**What you have to do**
Exact reproduction of the listing is required. Pictures are not reproduced.

Information given START

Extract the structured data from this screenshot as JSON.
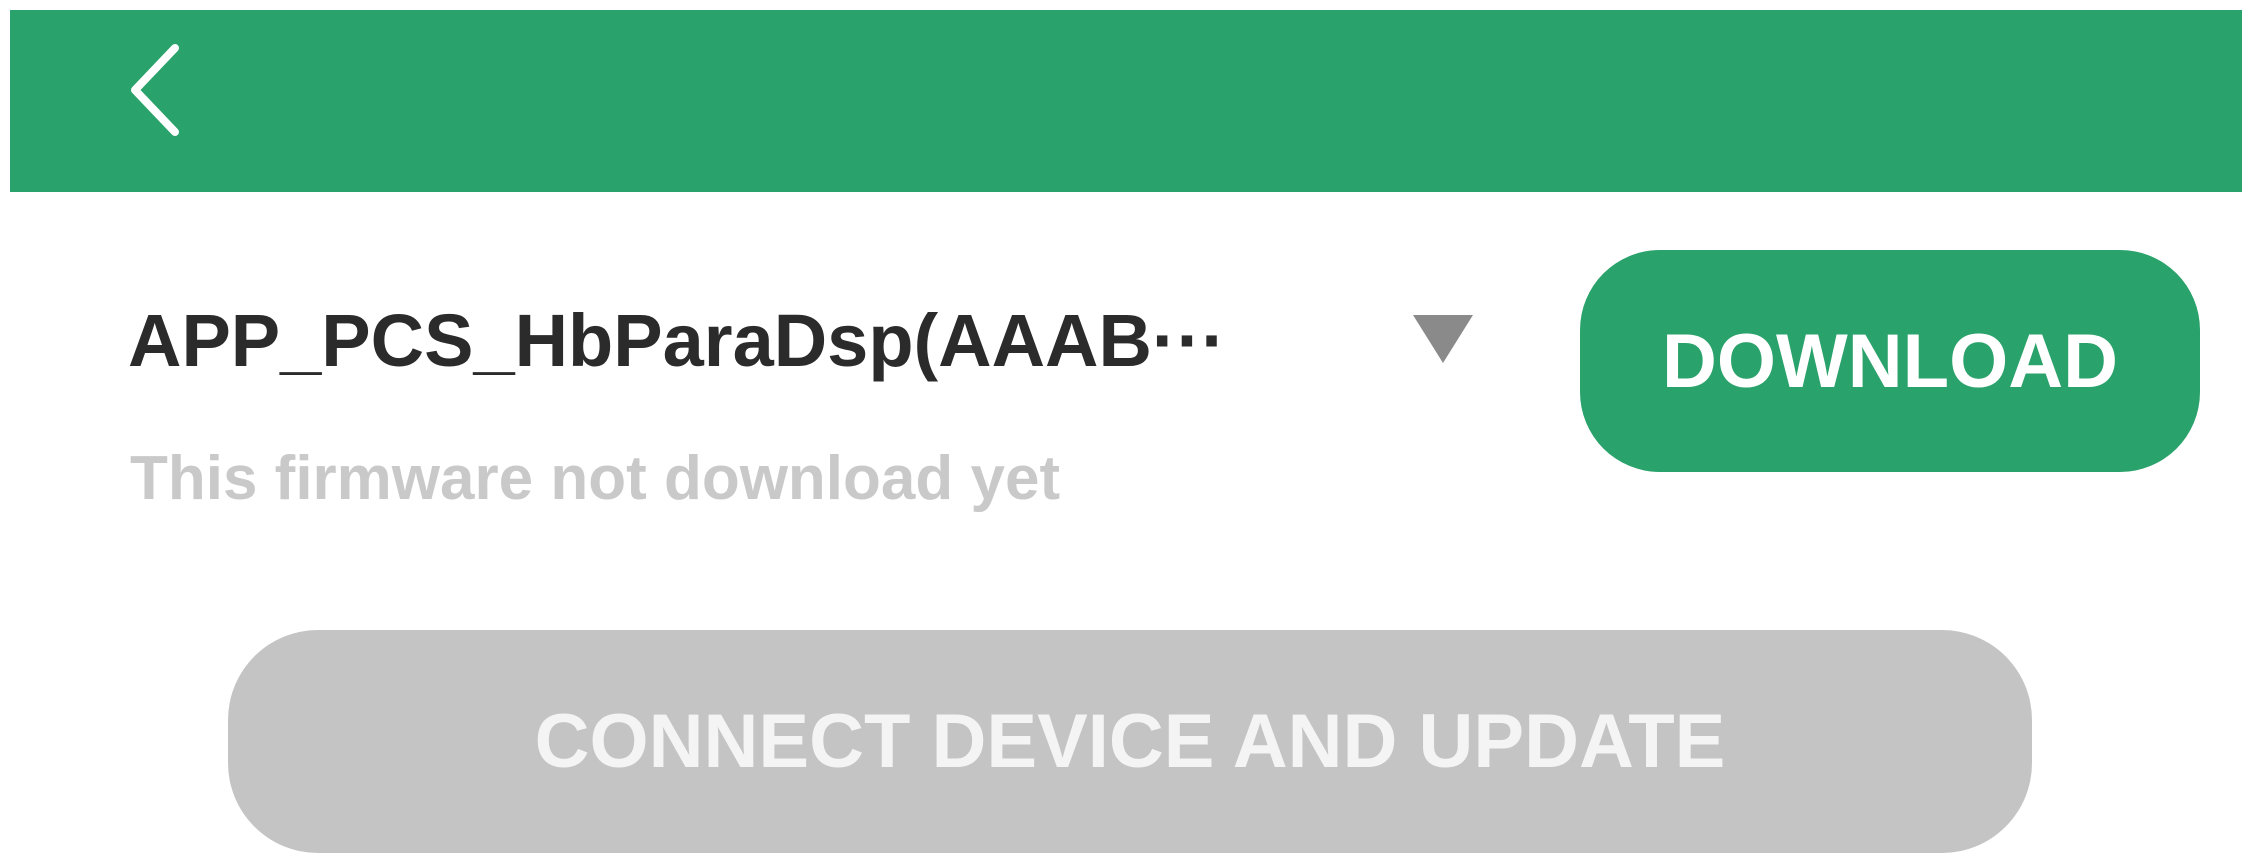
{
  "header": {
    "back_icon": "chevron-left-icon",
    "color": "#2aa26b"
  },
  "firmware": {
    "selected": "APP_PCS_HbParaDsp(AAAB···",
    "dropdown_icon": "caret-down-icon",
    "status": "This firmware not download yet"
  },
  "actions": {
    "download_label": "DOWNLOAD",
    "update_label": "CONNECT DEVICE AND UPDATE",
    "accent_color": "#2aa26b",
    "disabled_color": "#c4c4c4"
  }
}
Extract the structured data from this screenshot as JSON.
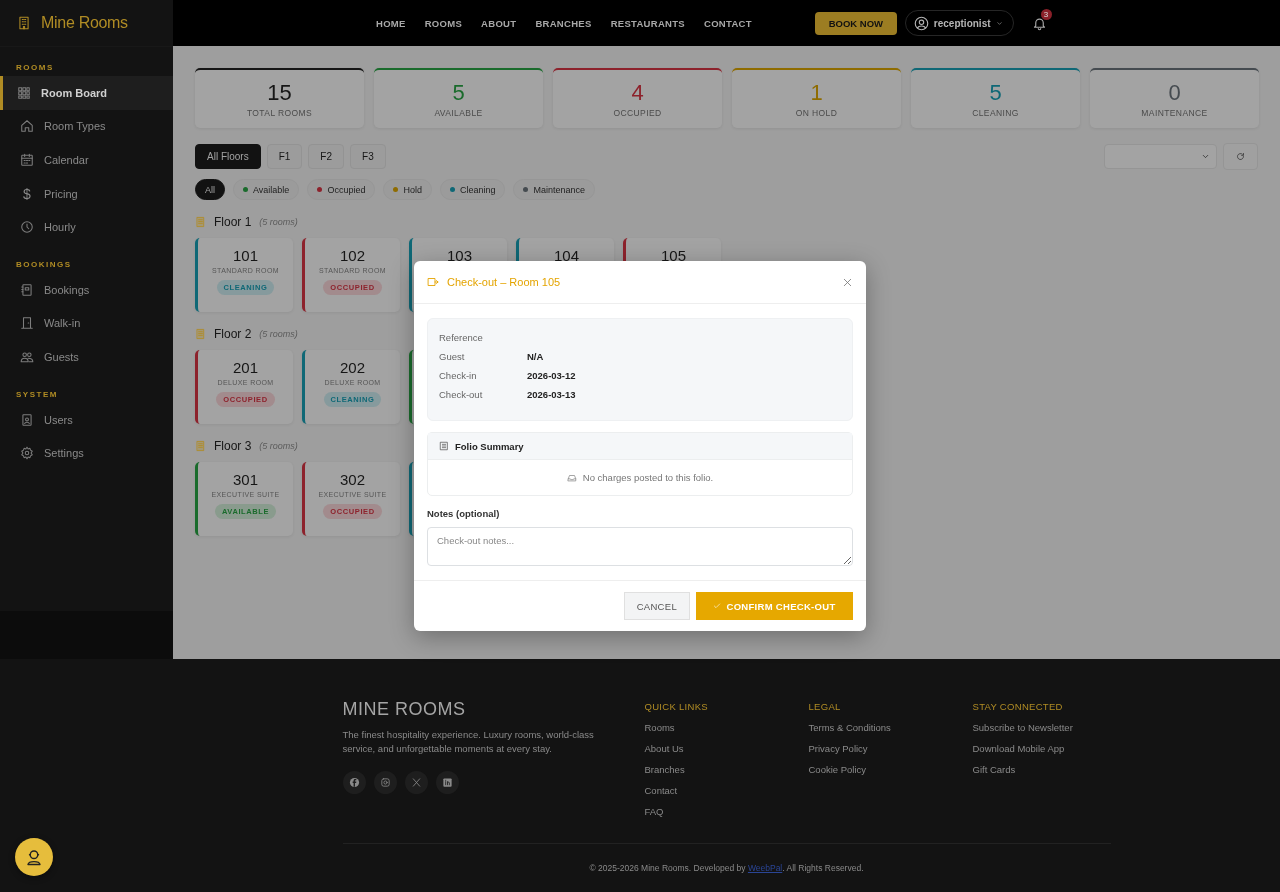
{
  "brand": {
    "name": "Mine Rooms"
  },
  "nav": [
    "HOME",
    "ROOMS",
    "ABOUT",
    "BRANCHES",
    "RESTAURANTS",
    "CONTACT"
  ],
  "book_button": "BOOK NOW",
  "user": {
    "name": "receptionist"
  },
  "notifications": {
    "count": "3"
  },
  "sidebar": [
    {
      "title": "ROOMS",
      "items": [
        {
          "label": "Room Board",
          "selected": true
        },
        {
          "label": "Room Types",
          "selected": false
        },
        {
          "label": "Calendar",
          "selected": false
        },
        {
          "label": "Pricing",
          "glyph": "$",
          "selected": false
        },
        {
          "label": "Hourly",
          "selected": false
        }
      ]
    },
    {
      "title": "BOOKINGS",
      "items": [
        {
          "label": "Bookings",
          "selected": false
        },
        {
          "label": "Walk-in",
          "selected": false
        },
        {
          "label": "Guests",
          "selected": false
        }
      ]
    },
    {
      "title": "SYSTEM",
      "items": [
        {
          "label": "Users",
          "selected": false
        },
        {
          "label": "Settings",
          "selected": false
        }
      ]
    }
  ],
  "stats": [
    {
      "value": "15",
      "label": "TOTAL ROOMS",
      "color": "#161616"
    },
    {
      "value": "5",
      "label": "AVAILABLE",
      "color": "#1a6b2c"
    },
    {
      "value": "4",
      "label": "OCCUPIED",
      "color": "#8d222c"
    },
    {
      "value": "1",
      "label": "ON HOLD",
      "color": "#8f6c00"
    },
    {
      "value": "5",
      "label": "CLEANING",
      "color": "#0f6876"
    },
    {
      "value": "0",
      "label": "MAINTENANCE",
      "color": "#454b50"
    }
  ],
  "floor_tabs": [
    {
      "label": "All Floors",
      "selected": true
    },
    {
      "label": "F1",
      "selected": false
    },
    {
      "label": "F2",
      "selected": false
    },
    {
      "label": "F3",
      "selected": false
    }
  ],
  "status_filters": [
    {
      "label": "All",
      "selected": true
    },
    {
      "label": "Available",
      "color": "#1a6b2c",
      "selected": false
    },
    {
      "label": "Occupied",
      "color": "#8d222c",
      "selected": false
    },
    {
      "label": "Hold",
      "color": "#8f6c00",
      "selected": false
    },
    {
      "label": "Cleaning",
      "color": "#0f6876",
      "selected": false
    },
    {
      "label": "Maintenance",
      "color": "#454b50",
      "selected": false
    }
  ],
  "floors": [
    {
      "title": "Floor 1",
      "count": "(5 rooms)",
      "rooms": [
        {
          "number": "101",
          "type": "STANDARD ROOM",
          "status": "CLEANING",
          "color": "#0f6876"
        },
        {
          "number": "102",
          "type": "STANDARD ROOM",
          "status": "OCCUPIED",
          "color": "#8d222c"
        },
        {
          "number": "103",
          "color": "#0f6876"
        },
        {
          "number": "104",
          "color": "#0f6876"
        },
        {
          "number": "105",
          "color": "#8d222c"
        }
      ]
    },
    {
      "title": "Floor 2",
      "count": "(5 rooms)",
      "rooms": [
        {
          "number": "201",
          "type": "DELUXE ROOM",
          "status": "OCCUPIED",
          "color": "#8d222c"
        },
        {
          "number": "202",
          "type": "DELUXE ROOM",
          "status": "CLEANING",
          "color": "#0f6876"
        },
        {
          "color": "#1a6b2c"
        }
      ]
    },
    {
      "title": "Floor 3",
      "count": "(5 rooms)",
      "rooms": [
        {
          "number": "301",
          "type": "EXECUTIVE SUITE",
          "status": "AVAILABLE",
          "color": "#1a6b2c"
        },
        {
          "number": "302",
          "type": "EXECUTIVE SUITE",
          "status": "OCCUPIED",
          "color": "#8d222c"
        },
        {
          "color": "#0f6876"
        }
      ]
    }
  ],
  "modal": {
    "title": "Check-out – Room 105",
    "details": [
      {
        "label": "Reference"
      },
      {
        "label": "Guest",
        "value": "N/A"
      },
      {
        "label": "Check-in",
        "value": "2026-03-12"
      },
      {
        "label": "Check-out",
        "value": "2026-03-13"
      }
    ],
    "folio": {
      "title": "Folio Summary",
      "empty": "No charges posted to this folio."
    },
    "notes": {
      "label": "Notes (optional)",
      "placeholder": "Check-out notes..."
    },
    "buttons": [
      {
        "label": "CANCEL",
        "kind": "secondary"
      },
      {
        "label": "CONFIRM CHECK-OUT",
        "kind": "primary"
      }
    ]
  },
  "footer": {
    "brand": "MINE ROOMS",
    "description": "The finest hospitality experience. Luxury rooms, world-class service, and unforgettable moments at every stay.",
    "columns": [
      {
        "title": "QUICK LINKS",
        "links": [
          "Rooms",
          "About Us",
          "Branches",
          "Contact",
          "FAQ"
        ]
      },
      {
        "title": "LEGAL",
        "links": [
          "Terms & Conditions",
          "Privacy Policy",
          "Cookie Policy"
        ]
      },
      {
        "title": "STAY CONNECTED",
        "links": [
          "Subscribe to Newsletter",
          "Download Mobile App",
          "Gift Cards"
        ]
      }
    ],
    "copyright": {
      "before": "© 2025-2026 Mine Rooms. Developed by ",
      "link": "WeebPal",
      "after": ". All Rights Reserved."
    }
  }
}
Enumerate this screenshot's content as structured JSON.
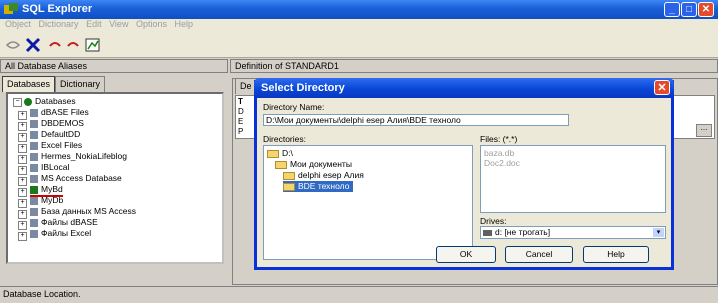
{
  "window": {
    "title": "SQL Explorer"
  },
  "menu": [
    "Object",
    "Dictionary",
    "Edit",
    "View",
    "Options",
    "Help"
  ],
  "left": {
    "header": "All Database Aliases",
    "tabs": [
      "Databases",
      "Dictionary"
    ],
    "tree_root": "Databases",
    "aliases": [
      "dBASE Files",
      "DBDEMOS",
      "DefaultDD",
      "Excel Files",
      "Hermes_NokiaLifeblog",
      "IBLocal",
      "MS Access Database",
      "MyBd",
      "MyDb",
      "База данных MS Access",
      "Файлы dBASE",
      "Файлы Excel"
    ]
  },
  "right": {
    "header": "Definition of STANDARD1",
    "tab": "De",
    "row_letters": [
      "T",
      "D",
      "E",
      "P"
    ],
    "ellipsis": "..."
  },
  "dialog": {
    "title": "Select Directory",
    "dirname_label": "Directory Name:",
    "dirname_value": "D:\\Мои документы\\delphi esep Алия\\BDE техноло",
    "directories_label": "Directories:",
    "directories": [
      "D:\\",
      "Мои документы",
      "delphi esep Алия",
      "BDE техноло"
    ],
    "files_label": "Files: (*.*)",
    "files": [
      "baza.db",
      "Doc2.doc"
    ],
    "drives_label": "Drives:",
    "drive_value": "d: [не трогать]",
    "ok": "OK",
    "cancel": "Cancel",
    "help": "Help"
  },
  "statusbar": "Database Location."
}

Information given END

**Final answer**
Extract the structured data from this screenshot as JSON.
{
  "header": {
    "back_icon": "chevron-left-icon",
    "color": "#2aa26b"
  },
  "firmware": {
    "selected": "APP_PCS_HbParaDsp(AAAB···",
    "dropdown_icon": "caret-down-icon",
    "status": "This firmware not download yet"
  },
  "actions": {
    "download_label": "DOWNLOAD",
    "update_label": "CONNECT DEVICE AND UPDATE",
    "accent_color": "#2aa26b",
    "disabled_color": "#c4c4c4"
  }
}
Extract the structured data from this screenshot as JSON.
{
  "brand": {
    "name": "Mine Rooms"
  },
  "nav": [
    "HOME",
    "ROOMS",
    "ABOUT",
    "BRANCHES",
    "RESTAURANTS",
    "CONTACT"
  ],
  "book_button": "BOOK NOW",
  "user": {
    "name": "receptionist"
  },
  "notifications": {
    "count": "3"
  },
  "sidebar": [
    {
      "title": "ROOMS",
      "items": [
        {
          "label": "Room Board",
          "selected": true
        },
        {
          "label": "Room Types",
          "selected": false
        },
        {
          "label": "Calendar",
          "selected": false
        },
        {
          "label": "Pricing",
          "glyph": "$",
          "selected": false
        },
        {
          "label": "Hourly",
          "selected": false
        }
      ]
    },
    {
      "title": "BOOKINGS",
      "items": [
        {
          "label": "Bookings",
          "selected": false
        },
        {
          "label": "Walk-in",
          "selected": false
        },
        {
          "label": "Guests",
          "selected": false
        }
      ]
    },
    {
      "title": "SYSTEM",
      "items": [
        {
          "label": "Users",
          "selected": false
        },
        {
          "label": "Settings",
          "selected": false
        }
      ]
    }
  ],
  "stats": [
    {
      "value": "15",
      "label": "TOTAL ROOMS",
      "color": "#161616"
    },
    {
      "value": "5",
      "label": "AVAILABLE",
      "color": "#1a6b2c"
    },
    {
      "value": "4",
      "label": "OCCUPIED",
      "color": "#8d222c"
    },
    {
      "value": "1",
      "label": "ON HOLD",
      "color": "#8f6c00"
    },
    {
      "value": "5",
      "label": "CLEANING",
      "color": "#0f6876"
    },
    {
      "value": "0",
      "label": "MAINTENANCE",
      "color": "#454b50"
    }
  ],
  "floor_tabs": [
    {
      "label": "All Floors",
      "selected": true
    },
    {
      "label": "F1",
      "selected": false
    },
    {
      "label": "F2",
      "selected": false
    },
    {
      "label": "F3",
      "selected": false
    }
  ],
  "status_filters": [
    {
      "label": "All",
      "selected": true
    },
    {
      "label": "Available",
      "color": "#1a6b2c",
      "selected": false
    },
    {
      "label": "Occupied",
      "color": "#8d222c",
      "selected": false
    },
    {
      "label": "Hold",
      "color": "#8f6c00",
      "selected": false
    },
    {
      "label": "Cleaning",
      "color": "#0f6876",
      "selected": false
    },
    {
      "label": "Maintenance",
      "color": "#454b50",
      "selected": false
    }
  ],
  "floors": [
    {
      "title": "Floor 1",
      "count": "(5 rooms)",
      "rooms": [
        {
          "number": "101",
          "type": "STANDARD ROOM",
          "status": "CLEANING",
          "color": "#0f6876"
        },
        {
          "number": "102",
          "type": "STANDARD ROOM",
          "status": "OCCUPIED",
          "color": "#8d222c"
        },
        {
          "number": "103",
          "color": "#0f6876"
        },
        {
          "number": "104",
          "color": "#0f6876"
        },
        {
          "number": "105",
          "color": "#8d222c"
        }
      ]
    },
    {
      "title": "Floor 2",
      "count": "(5 rooms)",
      "rooms": [
        {
          "number": "201",
          "type": "DELUXE ROOM",
          "status": "OCCUPIED",
          "color": "#8d222c"
        },
        {
          "number": "202",
          "type": "DELUXE ROOM",
          "status": "CLEANING",
          "color": "#0f6876"
        },
        {
          "color": "#1a6b2c"
        }
      ]
    },
    {
      "title": "Floor 3",
      "count": "(5 rooms)",
      "rooms": [
        {
          "number": "301",
          "type": "EXECUTIVE SUITE",
          "status": "AVAILABLE",
          "color": "#1a6b2c"
        },
        {
          "number": "302",
          "type": "EXECUTIVE SUITE",
          "status": "OCCUPIED",
          "color": "#8d222c"
        },
        {
          "color": "#0f6876"
        }
      ]
    }
  ],
  "modal": {
    "title": "Check-out – Room 105",
    "details": [
      {
        "label": "Reference"
      },
      {
        "label": "Guest",
        "value": "N/A"
      },
      {
        "label": "Check-in",
        "value": "2026-03-12"
      },
      {
        "label": "Check-out",
        "value": "2026-03-13"
      }
    ],
    "folio": {
      "title": "Folio Summary",
      "empty": "No charges posted to this folio."
    },
    "notes": {
      "label": "Notes (optional)",
      "placeholder": "Check-out notes..."
    },
    "buttons": [
      {
        "label": "CANCEL",
        "kind": "secondary"
      },
      {
        "label": "CONFIRM CHECK-OUT",
        "kind": "primary"
      }
    ]
  },
  "footer": {
    "brand": "MINE ROOMS",
    "description": "The finest hospitality experience. Luxury rooms, world-class service, and unforgettable moments at every stay.",
    "columns": [
      {
        "title": "QUICK LINKS",
        "links": [
          "Rooms",
          "About Us",
          "Branches",
          "Contact",
          "FAQ"
        ]
      },
      {
        "title": "LEGAL",
        "links": [
          "Terms & Conditions",
          "Privacy Policy",
          "Cookie Policy"
        ]
      },
      {
        "title": "STAY CONNECTED",
        "links": [
          "Subscribe to Newsletter",
          "Download Mobile App",
          "Gift Cards"
        ]
      }
    ],
    "copyright": {
      "before": "© 2025-2026 Mine Rooms. Developed by ",
      "link": "WeebPal",
      "after": ". All Rights Reserved."
    }
  }
}
Enumerate this screenshot's content as structured JSON.
{
  "window": {
    "title": "SQL Explorer"
  },
  "menu": [
    "Object",
    "Dictionary",
    "Edit",
    "View",
    "Options",
    "Help"
  ],
  "left": {
    "header": "All Database Aliases",
    "tabs": [
      "Databases",
      "Dictionary"
    ],
    "tree_root": "Databases",
    "aliases": [
      "dBASE Files",
      "DBDEMOS",
      "DefaultDD",
      "Excel Files",
      "Hermes_NokiaLifeblog",
      "IBLocal",
      "MS Access Database",
      "MyBd",
      "MyDb",
      "База данных MS Access",
      "Файлы dBASE",
      "Файлы Excel"
    ]
  },
  "right": {
    "header": "Definition of STANDARD1",
    "tab": "De",
    "row_letters": [
      "T",
      "D",
      "E",
      "P"
    ],
    "ellipsis": "..."
  },
  "dialog": {
    "title": "Select Directory",
    "dirname_label": "Directory Name:",
    "dirname_value": "D:\\Мои документы\\delphi esep Алия\\BDE техноло",
    "directories_label": "Directories:",
    "directories": [
      "D:\\",
      "Мои документы",
      "delphi esep Алия",
      "BDE техноло"
    ],
    "files_label": "Files: (*.*)",
    "files": [
      "baza.db",
      "Doc2.doc"
    ],
    "drives_label": "Drives:",
    "drive_value": "d: [не трогать]",
    "ok": "OK",
    "cancel": "Cancel",
    "help": "Help"
  },
  "statusbar": "Database Location."
}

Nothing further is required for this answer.